[[ Entries supplied open ]]
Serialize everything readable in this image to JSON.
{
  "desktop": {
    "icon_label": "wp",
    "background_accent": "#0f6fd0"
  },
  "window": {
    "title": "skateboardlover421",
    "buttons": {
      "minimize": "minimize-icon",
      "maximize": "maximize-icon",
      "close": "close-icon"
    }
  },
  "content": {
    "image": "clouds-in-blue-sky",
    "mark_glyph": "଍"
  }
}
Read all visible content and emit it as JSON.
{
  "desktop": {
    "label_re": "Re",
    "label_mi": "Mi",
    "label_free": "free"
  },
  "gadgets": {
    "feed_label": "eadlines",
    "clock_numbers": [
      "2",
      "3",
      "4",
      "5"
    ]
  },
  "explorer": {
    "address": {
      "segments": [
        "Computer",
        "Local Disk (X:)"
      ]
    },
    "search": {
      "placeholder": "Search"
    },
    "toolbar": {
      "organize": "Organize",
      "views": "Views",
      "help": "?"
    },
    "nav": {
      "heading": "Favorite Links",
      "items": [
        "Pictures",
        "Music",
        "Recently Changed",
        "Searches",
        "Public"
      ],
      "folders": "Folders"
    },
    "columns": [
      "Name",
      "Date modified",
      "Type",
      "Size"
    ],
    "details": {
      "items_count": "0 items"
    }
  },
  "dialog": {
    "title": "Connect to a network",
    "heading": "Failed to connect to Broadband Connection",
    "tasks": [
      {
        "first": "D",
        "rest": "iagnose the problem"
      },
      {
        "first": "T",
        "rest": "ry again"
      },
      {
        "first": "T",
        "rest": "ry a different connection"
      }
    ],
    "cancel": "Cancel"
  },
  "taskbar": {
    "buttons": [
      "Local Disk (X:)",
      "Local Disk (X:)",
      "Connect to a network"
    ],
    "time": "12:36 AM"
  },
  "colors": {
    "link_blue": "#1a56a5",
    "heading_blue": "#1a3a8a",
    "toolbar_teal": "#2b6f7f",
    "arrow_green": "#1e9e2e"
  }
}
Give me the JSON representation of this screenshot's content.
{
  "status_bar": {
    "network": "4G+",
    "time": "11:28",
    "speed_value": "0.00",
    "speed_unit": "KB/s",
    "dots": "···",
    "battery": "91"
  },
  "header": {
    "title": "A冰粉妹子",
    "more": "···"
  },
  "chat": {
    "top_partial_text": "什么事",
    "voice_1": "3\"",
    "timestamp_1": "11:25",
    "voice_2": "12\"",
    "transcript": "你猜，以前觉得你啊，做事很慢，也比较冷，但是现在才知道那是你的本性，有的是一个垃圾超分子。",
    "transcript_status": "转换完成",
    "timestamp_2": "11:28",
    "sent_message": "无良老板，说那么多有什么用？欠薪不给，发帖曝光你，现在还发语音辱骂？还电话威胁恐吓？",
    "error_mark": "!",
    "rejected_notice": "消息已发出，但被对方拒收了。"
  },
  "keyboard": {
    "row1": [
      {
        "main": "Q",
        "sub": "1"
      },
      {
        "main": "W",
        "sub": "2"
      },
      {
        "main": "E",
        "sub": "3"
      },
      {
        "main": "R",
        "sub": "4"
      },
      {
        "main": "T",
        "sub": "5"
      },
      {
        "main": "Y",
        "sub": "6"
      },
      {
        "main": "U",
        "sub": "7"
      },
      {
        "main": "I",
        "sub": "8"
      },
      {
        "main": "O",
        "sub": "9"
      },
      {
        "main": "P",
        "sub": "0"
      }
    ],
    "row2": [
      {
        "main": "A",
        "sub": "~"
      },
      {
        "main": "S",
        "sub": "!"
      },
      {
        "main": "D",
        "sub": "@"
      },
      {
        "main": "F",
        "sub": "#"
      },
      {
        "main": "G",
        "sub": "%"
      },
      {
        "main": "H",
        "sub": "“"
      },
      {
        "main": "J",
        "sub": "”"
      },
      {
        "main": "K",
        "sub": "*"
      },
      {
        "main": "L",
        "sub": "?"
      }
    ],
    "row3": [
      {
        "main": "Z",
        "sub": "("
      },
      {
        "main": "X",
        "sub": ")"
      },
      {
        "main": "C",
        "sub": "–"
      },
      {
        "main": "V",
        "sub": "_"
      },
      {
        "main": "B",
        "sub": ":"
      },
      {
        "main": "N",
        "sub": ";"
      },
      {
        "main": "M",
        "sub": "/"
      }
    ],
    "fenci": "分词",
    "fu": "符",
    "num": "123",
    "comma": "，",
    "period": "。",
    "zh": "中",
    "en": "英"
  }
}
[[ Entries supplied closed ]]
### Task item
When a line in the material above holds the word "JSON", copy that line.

### Result
Serialize everything readable in this image to JSON.
Read all visible content and emit it as JSON.
Give me the JSON representation of this screenshot's content.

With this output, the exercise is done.